Millions of Americans head to polling places this month to make their voices heard. Few rights are considered more sacred. Yet, this election takes on special meaning because of the amplified voices of students—most of whom are not yet old enough to cast their own votes. The February school shooting tragedy in Parkland, FL, sparked an explosion of activism by students who continue to inspire us with their persistence, commitment, and eloquence.
Like all of us, each student aspires to personal success, however they define it. “We have some ambitious goals,” said Billy Wermuth, a Pennsylvania senior who serves on NASSP’s Student Leadership Advisory Committee and addressed policymakers at a Capitol Hill briefing in April. “But just as important, on our way to those goals, we are becoming more vocal advocates for our schools, for our communities, and for our generation. Our public schools have prepared us for this moment.”

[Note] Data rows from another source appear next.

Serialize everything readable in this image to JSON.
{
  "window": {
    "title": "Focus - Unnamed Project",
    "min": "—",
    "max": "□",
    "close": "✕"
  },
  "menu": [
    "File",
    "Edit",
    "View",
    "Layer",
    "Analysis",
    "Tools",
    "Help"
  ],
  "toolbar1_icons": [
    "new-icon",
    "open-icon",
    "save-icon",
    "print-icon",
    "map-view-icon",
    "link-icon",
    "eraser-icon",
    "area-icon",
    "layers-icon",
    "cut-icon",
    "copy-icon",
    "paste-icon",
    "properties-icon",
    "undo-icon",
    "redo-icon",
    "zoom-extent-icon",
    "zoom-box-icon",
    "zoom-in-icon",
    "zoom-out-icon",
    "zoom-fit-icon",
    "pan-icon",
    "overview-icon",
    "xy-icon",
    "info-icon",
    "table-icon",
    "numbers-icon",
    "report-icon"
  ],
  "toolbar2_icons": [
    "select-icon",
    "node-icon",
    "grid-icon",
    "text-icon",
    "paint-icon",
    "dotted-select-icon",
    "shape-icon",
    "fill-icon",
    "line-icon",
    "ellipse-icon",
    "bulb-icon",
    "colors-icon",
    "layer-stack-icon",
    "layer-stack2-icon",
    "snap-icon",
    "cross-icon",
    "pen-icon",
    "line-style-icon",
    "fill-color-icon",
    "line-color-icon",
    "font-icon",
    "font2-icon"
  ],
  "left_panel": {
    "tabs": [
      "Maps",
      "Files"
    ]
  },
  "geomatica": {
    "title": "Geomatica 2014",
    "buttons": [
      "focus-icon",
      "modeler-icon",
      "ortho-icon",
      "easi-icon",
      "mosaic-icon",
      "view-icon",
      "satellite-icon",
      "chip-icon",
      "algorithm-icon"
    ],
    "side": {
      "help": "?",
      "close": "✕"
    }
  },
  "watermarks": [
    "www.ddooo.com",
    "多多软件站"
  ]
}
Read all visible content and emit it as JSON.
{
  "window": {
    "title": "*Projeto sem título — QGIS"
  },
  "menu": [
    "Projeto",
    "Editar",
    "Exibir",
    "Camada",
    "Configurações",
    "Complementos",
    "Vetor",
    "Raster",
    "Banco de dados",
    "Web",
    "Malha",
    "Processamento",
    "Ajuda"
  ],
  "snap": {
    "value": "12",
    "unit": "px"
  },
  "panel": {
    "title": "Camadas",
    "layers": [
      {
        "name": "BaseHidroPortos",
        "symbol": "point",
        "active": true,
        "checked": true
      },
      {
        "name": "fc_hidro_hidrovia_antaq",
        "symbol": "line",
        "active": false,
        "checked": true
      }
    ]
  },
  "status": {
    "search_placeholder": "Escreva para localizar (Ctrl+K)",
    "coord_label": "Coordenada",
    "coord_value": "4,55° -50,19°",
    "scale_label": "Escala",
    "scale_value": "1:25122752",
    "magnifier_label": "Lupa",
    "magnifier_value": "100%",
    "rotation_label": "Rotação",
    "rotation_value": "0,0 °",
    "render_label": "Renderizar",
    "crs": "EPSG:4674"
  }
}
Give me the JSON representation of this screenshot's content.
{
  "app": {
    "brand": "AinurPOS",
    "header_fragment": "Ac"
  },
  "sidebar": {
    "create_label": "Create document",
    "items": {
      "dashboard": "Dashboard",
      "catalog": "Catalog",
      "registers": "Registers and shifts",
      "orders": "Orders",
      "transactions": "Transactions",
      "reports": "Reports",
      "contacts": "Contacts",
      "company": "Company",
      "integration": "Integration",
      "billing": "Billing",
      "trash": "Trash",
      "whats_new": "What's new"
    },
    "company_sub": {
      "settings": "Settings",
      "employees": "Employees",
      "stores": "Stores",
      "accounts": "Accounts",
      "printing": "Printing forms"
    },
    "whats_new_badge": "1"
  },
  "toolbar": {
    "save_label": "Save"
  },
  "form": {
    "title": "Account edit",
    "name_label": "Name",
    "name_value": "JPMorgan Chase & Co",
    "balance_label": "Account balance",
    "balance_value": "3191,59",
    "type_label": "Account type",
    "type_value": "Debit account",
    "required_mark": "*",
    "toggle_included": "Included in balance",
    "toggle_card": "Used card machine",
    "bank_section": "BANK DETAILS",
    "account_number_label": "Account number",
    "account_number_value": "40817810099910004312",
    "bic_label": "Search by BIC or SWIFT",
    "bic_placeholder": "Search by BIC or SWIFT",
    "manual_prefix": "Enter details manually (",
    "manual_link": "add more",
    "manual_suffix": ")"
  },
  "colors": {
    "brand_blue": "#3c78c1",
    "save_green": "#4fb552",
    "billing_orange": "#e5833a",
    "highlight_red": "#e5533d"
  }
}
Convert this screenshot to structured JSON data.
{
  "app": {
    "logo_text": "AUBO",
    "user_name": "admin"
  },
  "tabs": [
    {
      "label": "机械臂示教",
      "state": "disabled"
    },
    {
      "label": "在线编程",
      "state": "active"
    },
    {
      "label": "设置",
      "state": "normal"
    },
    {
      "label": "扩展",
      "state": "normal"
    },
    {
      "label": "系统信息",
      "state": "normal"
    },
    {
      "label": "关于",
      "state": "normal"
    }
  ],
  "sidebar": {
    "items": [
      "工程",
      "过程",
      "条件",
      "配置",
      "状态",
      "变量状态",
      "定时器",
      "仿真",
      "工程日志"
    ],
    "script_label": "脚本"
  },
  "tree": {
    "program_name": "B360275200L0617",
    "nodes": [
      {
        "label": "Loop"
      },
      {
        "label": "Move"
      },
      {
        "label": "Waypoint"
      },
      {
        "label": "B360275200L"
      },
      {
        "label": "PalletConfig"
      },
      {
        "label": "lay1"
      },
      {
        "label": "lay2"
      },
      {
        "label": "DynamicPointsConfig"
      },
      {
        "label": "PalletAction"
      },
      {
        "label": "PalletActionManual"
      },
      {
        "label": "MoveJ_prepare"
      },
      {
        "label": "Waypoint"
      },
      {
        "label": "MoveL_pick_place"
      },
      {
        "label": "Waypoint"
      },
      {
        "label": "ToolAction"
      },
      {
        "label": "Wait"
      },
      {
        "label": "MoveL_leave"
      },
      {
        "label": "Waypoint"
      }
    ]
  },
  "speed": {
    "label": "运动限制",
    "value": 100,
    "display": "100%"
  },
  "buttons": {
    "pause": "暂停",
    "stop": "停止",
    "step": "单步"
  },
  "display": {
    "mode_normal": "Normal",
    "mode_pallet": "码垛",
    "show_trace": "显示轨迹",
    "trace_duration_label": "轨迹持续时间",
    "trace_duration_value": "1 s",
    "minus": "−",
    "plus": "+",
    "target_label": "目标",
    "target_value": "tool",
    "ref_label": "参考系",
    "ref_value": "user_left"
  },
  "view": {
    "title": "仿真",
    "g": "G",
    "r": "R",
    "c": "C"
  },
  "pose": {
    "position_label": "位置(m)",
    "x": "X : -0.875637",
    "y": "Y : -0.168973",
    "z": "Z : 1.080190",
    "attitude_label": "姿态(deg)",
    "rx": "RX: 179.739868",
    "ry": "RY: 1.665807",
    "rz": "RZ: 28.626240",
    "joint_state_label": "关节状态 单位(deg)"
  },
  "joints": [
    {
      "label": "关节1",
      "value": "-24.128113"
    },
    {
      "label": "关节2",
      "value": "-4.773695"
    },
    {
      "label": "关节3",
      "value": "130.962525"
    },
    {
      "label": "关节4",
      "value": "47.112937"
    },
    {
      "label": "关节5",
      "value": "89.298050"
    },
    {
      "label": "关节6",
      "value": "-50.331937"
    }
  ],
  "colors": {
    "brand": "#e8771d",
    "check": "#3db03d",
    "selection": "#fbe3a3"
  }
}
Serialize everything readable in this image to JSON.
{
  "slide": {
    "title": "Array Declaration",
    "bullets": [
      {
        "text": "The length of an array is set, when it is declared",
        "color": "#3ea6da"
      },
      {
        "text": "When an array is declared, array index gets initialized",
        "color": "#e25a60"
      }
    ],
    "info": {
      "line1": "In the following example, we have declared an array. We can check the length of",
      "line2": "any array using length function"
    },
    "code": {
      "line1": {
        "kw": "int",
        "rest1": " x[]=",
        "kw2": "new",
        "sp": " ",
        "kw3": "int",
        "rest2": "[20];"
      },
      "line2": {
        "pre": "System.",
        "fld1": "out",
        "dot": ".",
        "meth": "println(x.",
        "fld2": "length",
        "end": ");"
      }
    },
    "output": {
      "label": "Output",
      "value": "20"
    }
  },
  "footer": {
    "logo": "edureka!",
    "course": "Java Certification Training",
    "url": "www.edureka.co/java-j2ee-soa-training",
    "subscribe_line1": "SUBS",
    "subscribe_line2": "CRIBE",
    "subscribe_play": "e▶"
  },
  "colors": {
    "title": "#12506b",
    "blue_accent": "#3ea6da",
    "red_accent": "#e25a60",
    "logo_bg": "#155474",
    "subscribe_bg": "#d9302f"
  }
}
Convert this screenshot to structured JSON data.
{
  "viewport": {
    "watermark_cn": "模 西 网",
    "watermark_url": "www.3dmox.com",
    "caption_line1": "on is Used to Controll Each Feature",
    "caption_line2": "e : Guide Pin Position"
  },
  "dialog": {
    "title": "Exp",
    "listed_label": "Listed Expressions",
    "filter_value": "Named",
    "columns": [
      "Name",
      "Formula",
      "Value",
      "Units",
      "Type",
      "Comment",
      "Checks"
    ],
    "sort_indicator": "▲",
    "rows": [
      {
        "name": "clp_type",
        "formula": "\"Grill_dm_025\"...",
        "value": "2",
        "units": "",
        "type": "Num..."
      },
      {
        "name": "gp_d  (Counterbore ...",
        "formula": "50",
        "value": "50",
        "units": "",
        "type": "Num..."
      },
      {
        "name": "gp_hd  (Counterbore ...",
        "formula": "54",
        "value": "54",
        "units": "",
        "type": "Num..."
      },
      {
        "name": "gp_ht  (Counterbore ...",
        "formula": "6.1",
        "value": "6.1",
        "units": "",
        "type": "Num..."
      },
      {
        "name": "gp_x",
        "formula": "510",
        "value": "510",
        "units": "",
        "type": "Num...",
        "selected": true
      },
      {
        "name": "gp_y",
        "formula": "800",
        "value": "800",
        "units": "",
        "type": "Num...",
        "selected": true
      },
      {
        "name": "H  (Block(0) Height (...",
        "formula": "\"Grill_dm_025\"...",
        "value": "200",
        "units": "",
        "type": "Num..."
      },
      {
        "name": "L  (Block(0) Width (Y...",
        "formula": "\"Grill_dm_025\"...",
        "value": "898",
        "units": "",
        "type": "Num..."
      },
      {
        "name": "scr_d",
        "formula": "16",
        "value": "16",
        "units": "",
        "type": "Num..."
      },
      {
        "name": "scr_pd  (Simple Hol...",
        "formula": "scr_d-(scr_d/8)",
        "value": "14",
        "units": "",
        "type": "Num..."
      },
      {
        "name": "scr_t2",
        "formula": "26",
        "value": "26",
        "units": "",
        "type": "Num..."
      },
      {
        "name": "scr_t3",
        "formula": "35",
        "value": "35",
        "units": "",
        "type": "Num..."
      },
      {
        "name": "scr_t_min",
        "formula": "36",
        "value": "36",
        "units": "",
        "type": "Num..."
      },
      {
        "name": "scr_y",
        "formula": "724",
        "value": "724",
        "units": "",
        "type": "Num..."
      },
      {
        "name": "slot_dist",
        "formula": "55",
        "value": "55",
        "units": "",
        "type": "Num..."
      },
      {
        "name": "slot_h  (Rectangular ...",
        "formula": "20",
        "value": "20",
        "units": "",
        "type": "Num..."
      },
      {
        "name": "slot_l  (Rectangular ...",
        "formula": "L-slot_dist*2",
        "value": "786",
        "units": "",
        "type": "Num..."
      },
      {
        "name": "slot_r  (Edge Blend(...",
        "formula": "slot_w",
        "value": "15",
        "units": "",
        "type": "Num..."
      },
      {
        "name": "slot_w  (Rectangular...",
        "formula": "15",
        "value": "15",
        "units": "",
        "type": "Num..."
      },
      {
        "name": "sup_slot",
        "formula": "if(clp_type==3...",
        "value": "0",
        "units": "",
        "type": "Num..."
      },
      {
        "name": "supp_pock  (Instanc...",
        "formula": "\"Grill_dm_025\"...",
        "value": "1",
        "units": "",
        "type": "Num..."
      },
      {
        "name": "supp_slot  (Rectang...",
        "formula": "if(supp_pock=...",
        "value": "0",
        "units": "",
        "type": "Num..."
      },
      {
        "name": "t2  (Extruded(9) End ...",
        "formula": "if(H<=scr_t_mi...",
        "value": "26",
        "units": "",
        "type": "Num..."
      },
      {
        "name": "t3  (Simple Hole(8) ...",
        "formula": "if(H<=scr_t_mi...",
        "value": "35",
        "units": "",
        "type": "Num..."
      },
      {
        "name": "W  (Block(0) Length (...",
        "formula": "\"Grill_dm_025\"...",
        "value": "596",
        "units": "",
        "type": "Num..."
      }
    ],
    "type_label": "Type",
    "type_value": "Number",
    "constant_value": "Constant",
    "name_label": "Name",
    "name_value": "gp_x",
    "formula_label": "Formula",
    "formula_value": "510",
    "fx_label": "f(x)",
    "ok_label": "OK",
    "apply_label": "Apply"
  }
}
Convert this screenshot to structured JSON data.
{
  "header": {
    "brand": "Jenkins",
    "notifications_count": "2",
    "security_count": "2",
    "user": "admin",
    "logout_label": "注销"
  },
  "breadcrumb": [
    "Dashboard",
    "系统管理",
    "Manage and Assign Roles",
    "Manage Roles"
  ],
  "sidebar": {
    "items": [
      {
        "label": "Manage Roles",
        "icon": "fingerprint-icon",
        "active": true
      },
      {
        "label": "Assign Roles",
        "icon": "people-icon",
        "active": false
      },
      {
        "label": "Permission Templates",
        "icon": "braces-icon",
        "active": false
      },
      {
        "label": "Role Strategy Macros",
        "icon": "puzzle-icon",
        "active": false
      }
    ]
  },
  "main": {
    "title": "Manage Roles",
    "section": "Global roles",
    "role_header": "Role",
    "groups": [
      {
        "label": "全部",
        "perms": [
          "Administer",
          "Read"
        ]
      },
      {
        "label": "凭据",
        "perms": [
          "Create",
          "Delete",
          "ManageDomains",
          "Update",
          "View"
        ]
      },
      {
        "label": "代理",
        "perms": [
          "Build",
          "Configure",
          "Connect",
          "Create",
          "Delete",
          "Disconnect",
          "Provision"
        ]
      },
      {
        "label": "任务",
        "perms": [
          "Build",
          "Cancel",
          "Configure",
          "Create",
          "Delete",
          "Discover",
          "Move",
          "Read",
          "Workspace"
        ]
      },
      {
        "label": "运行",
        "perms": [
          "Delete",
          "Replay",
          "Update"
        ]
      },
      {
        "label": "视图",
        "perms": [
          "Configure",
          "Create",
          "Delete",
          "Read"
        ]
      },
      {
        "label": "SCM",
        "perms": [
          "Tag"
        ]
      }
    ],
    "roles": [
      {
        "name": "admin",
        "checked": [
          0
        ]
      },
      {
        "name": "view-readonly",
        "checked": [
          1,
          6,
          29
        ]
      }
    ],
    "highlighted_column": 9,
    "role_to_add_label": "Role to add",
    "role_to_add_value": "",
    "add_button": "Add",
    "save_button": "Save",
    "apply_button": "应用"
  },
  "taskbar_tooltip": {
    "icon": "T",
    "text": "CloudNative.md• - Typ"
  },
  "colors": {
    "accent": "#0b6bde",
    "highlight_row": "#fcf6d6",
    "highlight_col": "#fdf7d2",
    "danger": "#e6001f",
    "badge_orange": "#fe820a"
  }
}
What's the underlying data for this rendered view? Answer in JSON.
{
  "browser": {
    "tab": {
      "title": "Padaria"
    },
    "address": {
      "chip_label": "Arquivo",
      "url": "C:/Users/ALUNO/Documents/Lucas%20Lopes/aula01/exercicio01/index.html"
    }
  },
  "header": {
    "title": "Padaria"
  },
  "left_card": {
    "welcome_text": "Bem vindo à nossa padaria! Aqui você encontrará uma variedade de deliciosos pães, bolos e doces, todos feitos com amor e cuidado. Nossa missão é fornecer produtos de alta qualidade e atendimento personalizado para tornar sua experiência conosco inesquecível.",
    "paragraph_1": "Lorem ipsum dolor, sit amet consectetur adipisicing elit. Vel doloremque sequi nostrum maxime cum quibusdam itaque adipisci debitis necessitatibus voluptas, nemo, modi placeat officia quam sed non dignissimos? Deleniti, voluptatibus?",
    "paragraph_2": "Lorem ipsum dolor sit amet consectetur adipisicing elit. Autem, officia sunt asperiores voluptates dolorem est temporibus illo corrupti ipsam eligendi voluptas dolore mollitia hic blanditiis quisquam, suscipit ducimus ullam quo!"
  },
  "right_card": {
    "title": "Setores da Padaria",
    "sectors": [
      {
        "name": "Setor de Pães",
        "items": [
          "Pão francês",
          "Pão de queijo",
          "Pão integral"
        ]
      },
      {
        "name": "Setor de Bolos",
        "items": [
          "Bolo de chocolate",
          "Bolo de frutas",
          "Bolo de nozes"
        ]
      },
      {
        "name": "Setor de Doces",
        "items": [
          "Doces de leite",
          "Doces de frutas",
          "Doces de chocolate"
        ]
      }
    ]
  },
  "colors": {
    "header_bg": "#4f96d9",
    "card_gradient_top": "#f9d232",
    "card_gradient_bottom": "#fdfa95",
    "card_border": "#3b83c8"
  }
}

That’s right. Student advocates like Wermuth or the teens in Parkland—or any informed citizen, for that matter—do not suddenly hatch in response to an incident. As the students describe it, their experiences in various classes—coupled with participation in debate team and other activities facilitated by adults who valued them and believed in them—helped shape them and built their confidence. As Marjory Stoneman Douglas High School Principal Ty Thompson illustrated at the 2018 National Principals Conference, their voices are loud and strong because of public schools. Their public schools taught them crucial knowledge and skills, then empowered them to use their knowledge and skills in the “realest” of real-world settings.
Those students remind us of our shared call to cultivate student voice. Indeed, NASSP’s commitment to student voice is nearly as old as the organization itself. As the home of the National Honor Societies and National Student Council, we started talking about student empowerment long before it was a trend. In fact, NASSP just released a new edition of our guide for cultivating student voice called Raising Student Voice & Participation, or RSVP. Visit www.natstuco.us/rsvp for details.
As school leaders committed to the success of each student, your creativity in empowering students builds our nation’s future. Thank you for all you do. And, as always, thank you for allowing NASSP to play a part in your work.
Executive Director, NASSP